It is the role of the New Kid to gather followers for Cartman’s “Coonstagram”. He (or she, as you can now create a female character) does this by taking selfies with the townsfolk. It works much like the friendship system from the first game, where some people are more than happy to take a selfie straight away, while others need you to do a job or prove your worthiness for a selfie first. In one instance, I had to assist Stan’s father Randy in discovering who was constantly keying his car and forcing him to buff out the scratches on a daily basis. He proclaims that he’s pretty high up in the social media hierarchy, and gaining a selfie with Randy made it easier to get selfies with other townsfolk.
The RPG-inspired battle system is like a grid-based Paper Mario situation. Each person in combat takes turns to perform an action, and those actions can be improved upon by following an on-screen command with the right timing. The battle-party can have a maximum of four characters, which leads to some strategy in mixing up an ideal party. One character can punch an enemy into another character, who then attacks them from behind in a combo attack. The battling seems to be much deeper than the original game, simply from the range of moves and combos that can be done with up to four characters in battle at once.

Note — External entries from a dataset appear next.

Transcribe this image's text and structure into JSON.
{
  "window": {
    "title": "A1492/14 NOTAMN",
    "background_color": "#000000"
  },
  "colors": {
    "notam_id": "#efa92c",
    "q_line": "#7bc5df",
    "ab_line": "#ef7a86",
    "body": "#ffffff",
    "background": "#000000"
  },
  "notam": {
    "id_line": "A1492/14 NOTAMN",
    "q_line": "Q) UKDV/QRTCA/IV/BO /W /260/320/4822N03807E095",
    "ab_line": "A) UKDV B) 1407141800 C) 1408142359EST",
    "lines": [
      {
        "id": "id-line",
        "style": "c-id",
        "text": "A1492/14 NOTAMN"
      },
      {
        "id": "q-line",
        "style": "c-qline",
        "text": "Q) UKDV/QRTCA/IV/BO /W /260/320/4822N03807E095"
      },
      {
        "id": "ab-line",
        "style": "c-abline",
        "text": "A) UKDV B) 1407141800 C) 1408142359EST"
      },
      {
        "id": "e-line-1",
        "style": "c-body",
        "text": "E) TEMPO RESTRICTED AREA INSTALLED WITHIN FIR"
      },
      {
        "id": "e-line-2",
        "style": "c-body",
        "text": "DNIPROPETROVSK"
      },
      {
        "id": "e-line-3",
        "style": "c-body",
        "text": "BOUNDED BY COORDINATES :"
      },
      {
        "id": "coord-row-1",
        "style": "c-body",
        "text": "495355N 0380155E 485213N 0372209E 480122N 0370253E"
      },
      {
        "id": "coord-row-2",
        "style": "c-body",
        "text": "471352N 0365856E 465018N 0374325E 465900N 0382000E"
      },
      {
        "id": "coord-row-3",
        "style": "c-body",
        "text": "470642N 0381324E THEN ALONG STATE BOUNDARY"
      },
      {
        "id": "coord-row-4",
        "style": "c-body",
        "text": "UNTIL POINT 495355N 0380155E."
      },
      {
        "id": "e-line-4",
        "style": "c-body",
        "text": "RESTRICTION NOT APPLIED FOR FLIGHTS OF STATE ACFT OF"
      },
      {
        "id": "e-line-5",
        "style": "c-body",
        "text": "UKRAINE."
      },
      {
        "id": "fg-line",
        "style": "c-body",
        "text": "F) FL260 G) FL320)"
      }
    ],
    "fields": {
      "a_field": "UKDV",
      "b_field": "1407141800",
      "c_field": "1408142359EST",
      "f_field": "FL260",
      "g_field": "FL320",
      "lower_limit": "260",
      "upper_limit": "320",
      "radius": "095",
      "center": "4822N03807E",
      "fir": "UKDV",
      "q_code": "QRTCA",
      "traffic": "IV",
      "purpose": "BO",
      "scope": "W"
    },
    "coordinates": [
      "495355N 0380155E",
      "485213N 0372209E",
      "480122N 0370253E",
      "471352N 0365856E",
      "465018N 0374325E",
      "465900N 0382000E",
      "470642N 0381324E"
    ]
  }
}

Building the character is an effort that takes place through the course of the game. Initially, all that is known about The New Kid’s character is his or her class. As time goes on, Cartman helps The New Kid develop his back story, race, religion, his/her weaknesses and more. It’s kind of fun to learn how this child’s pretend character builds over time and is a nice way to put some character development in a protagonist without dumping the entire character’s history in one sitting.
The Fractured But Whole has a completely different developer this time around (Obsidian didn’t take the helm for this one, instead Ubisoft handled it internally by giving it to Ubisoft San Francisco, known for the Rocksmith franchise). Despite that, there has clearly been a lot of work put in to making the game an iteration on the first, and the development team worked closely with Matt Stone and Trey Parker, which really shows in-game.
Aside from the potential that someone playing this game just isn’t going to enjoy its style of humour, and the fact that some people are just inevitably going to be insulted by this game in one form or another, there is very little to criticise about The Fractured but Whole. The game plays well, and it perfectly represents its source material. It is honestly very difficult to fault the game for portraying something so well when television and movies rarely make a successful transition to video games.
It’s been a long time since I’ve watched South Park, it would have to be almost ten years at the time of writing. I had an absolute ball with The Fractured but Whole. The story of a superhero civil war, coupled with fighting for Instagram followers is likely going to resonate with a lot of people in 2017. The social commentary in this game is pretty spot on and I got more than my own fair share of laughs, even at my own expense at times as some jokes hit close to home. The fact that this is an RPG that plays really well and has a solid and surprisingly deep battle system is just the icing on the cake.
– Brad L.